This is an arrangement in which you offer to pay less than the full amount owed, and the creditor agrees to accept the partial payment in full satisfaction of the debt.
If you do decide to go the debt settlement route, be sure to get a signed letter from the collection agency agreeing the partial payment will fully satisfy the debt and release you from further obligation.
If you’re uncomfortable requesting such a letter, you’ll need to get professional help negotiating the arrangement.
Again, this can be done with either a credit counselor or a credit attorney.
This is a strategy sometimes advocated to have a collection account completely removed from your credit report. You request removal or the collection entry from your credit report entirely if you pay off the debt in full.
While this practice sounds good to a consumer who knows little about credit reporting, it has the potential to go horribly wrong.
If you legitimately owe a debt, the collection agency is not required by law to remove the entry from your credit report simply because you’ve paid the debt in full.
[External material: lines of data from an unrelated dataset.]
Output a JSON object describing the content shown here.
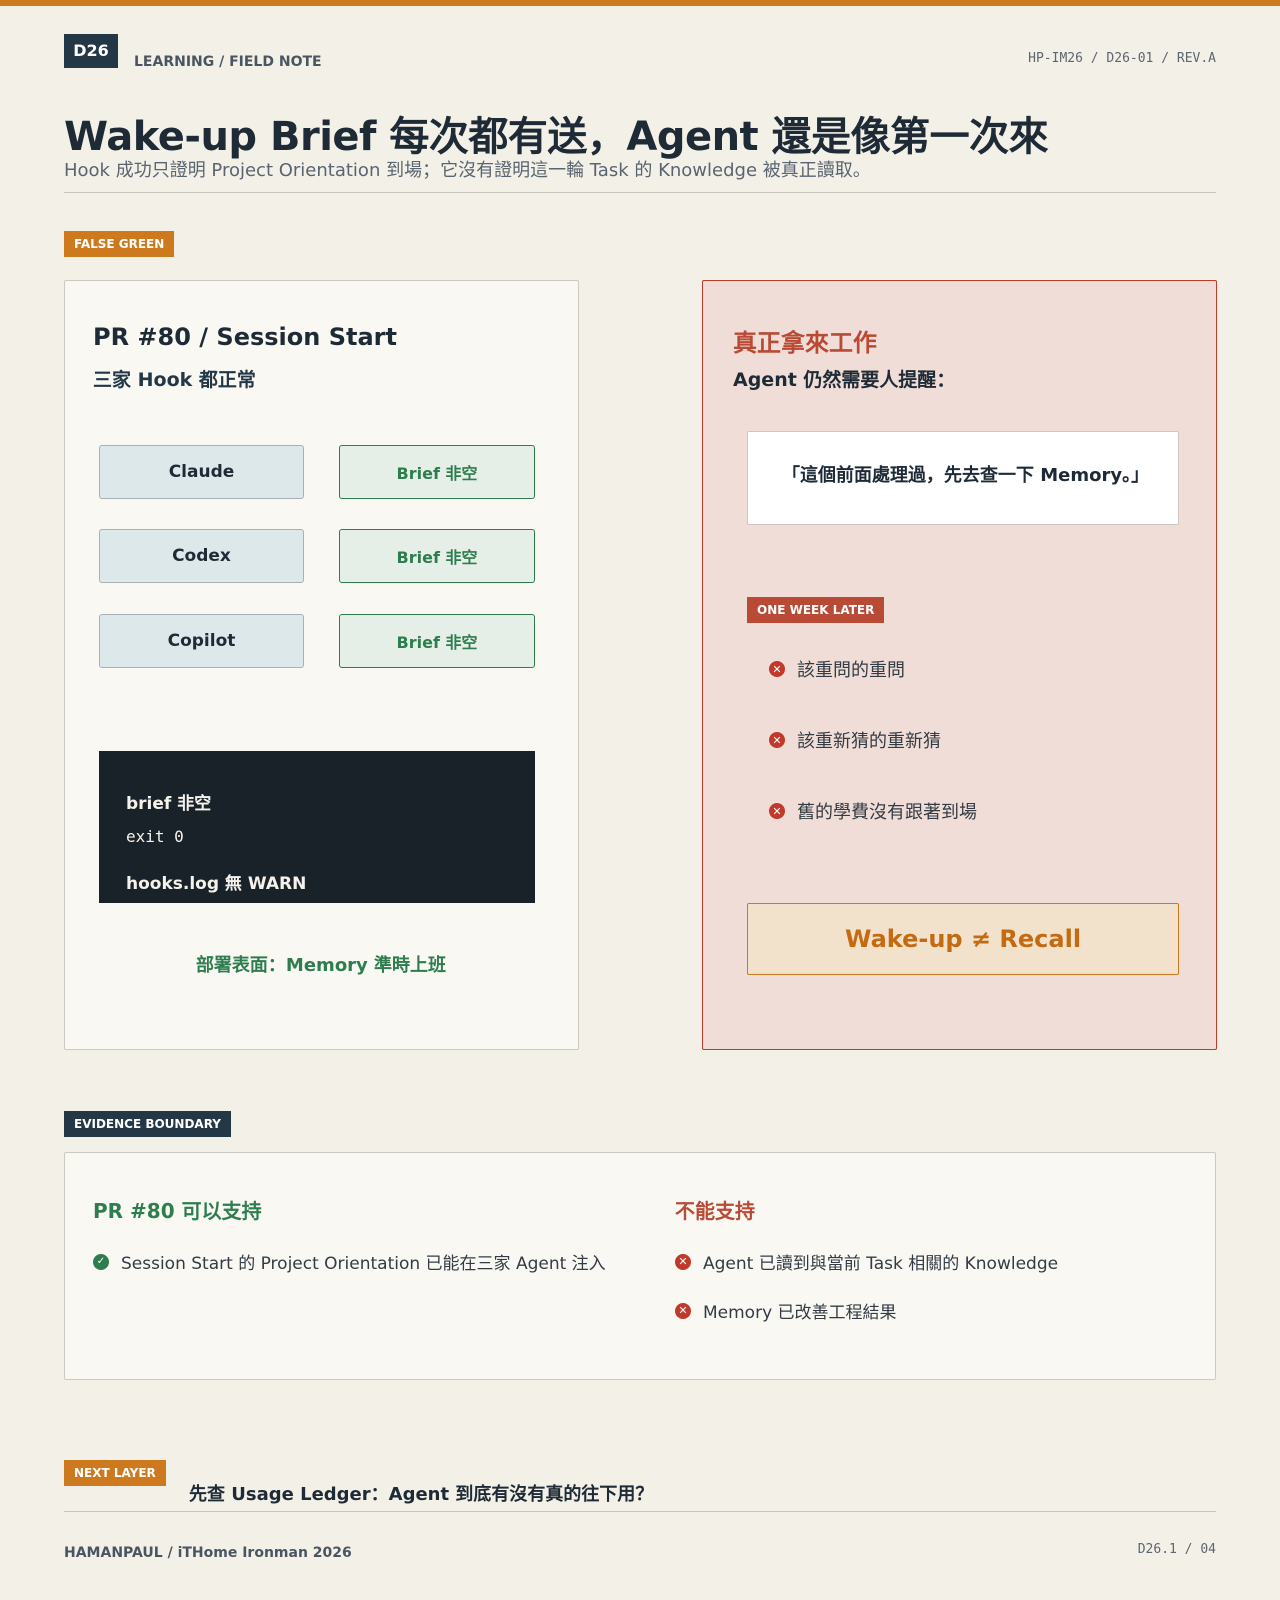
{
  "header": {
    "doc_code": "D26",
    "kicker": "LEARNING / FIELD NOTE",
    "doc_ref": "HP-IM26 / D26-01 / REV.A",
    "title": "Wake-up Brief 每次都有送，Agent 還是像第一次來",
    "subtitle": "Hook 成功只證明 Project Orientation 到場；它沒有證明這一輪 Task 的 Knowledge 被真正讀取。"
  },
  "false_green": {
    "tag": "FALSE GREEN",
    "left_panel": {
      "title": "PR #80 / Session Start",
      "subtitle": "三家 Hook 都正常",
      "rows": [
        {
          "agent": "Claude",
          "status": "Brief 非空"
        },
        {
          "agent": "Codex",
          "status": "Brief 非空"
        },
        {
          "agent": "Copilot",
          "status": "Brief 非空"
        }
      ],
      "terminal": [
        "brief 非空",
        "exit 0",
        "hooks.log 無 WARN"
      ],
      "caption": "部署表面：Memory 準時上班"
    },
    "right_panel": {
      "title": "真正拿來工作",
      "subtitle": "Agent 仍然需要人提醒：",
      "quote": "「這個前面處理過，先去查一下 Memory。」",
      "later_tag": "ONE WEEK LATER",
      "issues": [
        "該重問的重問",
        "該重新猜的重新猜",
        "舊的學費沒有跟著到場"
      ],
      "callout": "Wake-up ≠ Recall"
    }
  },
  "evidence": {
    "tag": "EVIDENCE BOUNDARY",
    "supports_title": "PR #80 可以支持",
    "supports": [
      "Session Start 的 Project Orientation 已能在三家 Agent 注入"
    ],
    "not_supports_title": "不能支持",
    "not_supports": [
      "Agent 已讀到與當前 Task 相關的 Knowledge",
      "Memory 已改善工程結果"
    ]
  },
  "next": {
    "tag": "NEXT LAYER",
    "text": "先查 Usage Ledger：Agent 到底有沒有真的往下用？"
  },
  "footer": {
    "left": "HAMANPAUL / iTHome Ironman 2026",
    "right": "D26.1 / 04"
  },
  "colors": {
    "accent": "#cd7a1f",
    "navy": "#243746",
    "green": "#2e7d4f",
    "red": "#c0392b"
  }
}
The collection agency may agree to a pay-for-delete arrangement, collect the full amount owed, then fail to remove the entry from your credit report.
And, they’ll have no legal obligation to do so.
What is the Impact on Your Credit Score?
If a collection account exceeds the statute of limitations for legal action in your state, and it falls off your credit report after seven years, it should improve your credit score.
However, don’t be surprised if the improvement isn’t substantial.
Old and particularly small collection accounts have only a minimal impact on your credit score in the first place.
Once they disappear from the report, your score may rise by only a few points.
Should You Pay Off Old Collections?
If you have a collection account that’s less than seven years old, you should still pay it off if it’s within the statute of limitations.
First, a creditor can bring legal action against you, including garnishing your salary or your bank account, at least until the statute of limitations expires.
Second, a paid collection has less of a negative impact on your credit score than an unpaid one.
If a collection account is a debt you legitimately owe, you do have a moral obligation to pay it off, even if the statute of limitations has expired and you no longer have a legal obligation.
Paying off the collection account, regardless of its age or legal status, will avoid any possibility of complications with borrowing in the future.
But since it is a collection account, make sure you retain evidence of the payoff, as well as a letter from the collector promising to report the payoff to all three major credit bureaus.
You should also plan to pull your credit report at least 30 days after the account has been paid to make sure the payoff has been reported.
If not, you’ll need to follow up with the collection agency.
If they’re not cooperative in updating the information (they often aren’t), you’ll have the collection agency letter and evidence of the payoff. You can send copies to each of the three major credit bureaus, and they’ll update the information directly.
Never assume a debt is yours simply because a collection agency says so.
Follow the steps above, paying particular attention to the laws in your state regarding the statute of limitations on debt. If the debt is still within the statute of limitations, either pay it off or settle it, to prevent complicated legal entanglements.
And if it’s outside the statute of limitations, it’s between you and your conscience as to how to handle it.